Many individuals use low- or no-commission brokers to purchase and sell their investments in various securities. While this seems like a good deal – and it probably is – federal regulators require discount brokers to diligently monitor whether their customers’ transactions are executed in the best markets for the type of securities bought or sold.
Potential pitfalls of order flow arrangements
Without major commissions, a broker-dealer must make money in other ways. One way is to sell batches of its customers’ trades to large institutions (such as market makers, exchanges or wholesale operations) that use sophisticated automated programs to execute those transactions in particular markets on behalf of the individual investors, but as part of their larger-scale operations.
The broker-dealer makes money through the order flow arrangements it has with large wholesalers in which it “sells” its customer’s transactions to the wholesaler for execution on behalf of the retail customer. This puts a broker-dealer in a position of self-interest because it may seek the highest price for its customers’ order flow – which is a financial advantage to the broker but not necessarily to its retail investors.
A focus on broker-dealer profits alone could send investor transactions for execution to an entity that does not execute those transactions in the interests of the investors. For example, it may sell or buy securities in a market that is not as lucrative for the investor as other markets would be.
Regulatory investor protections
The Securities and Exchange Commission (SEC) and the Financial Industry Regulatory Authority (FINRA) protect retail investors by imposing best execution rules and other practices that require:

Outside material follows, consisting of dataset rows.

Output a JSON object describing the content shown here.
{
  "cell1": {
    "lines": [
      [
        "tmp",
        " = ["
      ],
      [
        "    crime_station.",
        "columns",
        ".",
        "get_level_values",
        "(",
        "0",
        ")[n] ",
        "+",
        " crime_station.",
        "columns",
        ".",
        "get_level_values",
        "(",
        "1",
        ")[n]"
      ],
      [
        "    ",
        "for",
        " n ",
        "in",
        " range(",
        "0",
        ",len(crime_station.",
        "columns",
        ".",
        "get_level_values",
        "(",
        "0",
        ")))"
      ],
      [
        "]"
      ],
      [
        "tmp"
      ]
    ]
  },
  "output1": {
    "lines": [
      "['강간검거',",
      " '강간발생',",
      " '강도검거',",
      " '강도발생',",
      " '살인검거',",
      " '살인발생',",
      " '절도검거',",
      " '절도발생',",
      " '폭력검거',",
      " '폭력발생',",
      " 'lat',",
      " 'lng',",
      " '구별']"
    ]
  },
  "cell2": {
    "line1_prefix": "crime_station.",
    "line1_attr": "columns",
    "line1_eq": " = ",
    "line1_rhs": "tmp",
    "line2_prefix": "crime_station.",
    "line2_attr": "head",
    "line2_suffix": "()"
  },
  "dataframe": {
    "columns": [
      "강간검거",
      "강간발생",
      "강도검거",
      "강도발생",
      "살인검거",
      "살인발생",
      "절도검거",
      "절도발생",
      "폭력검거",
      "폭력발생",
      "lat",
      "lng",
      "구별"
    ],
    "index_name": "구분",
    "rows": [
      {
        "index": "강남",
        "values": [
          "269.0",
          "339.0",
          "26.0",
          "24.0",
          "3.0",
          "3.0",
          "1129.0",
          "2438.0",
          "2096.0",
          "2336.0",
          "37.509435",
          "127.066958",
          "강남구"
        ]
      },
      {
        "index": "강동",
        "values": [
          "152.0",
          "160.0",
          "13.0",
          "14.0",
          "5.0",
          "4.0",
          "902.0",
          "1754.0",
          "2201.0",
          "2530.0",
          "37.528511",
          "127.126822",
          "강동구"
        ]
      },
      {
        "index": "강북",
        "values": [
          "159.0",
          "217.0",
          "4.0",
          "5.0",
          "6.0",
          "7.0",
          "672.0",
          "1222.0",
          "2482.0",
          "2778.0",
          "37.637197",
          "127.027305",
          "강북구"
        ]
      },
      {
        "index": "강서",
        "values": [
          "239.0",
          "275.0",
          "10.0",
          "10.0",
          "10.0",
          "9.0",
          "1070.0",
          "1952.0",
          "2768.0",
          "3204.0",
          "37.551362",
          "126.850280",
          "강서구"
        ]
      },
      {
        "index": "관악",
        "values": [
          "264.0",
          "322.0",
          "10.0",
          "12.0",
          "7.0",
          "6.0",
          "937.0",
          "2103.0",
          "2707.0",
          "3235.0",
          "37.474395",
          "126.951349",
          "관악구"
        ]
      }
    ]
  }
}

- Broker-dealers that sell customer trades to third parties to complete to use reasonable diligence to determine which market offers the best price to the customer and see that the transaction happens there; in an order flow arrangement, that means to satisfy the best execution requirement, the broker-dealer must either review every order or conduct reviews at least each quarter by type of security and order type
- Broker-dealers to disclose when they use order flow arrangements for which they receive money
- Broker-dealers to identify the wholesalers involved and the prices they pay to the broker-dealers for order flow arrangements
- Broker-dealers to provide quarterly reports for client review about these arrangements, including all major aspects of the relationships with the execution venues to reveal any conflicts of interest
- Broker-dealers to use reasonable diligence to send their customers’ orders to venues that will use best transactional execution standards
- Broker-dealers to create written supervisory procedures (WSPs) that establish internal practices that continuously and diligently monitor the quality of wholesaler execution of client transactions by comparing bid and ask levels in competing markets
- And other requirements
Recent example of allegations that a broker violated the duty of best execution of customer orders
FINRA settled charges of rule violations in March 2021 against a member broker-dealer. The settlement letter provides detailed descriptions of the kinds of allegations that may come up when best execution and order flow arrangement issues are involved.
Any person with questions or concerns about the best execution responsibilities of its broker-dealer should consult a securities attorney to understand the legal options.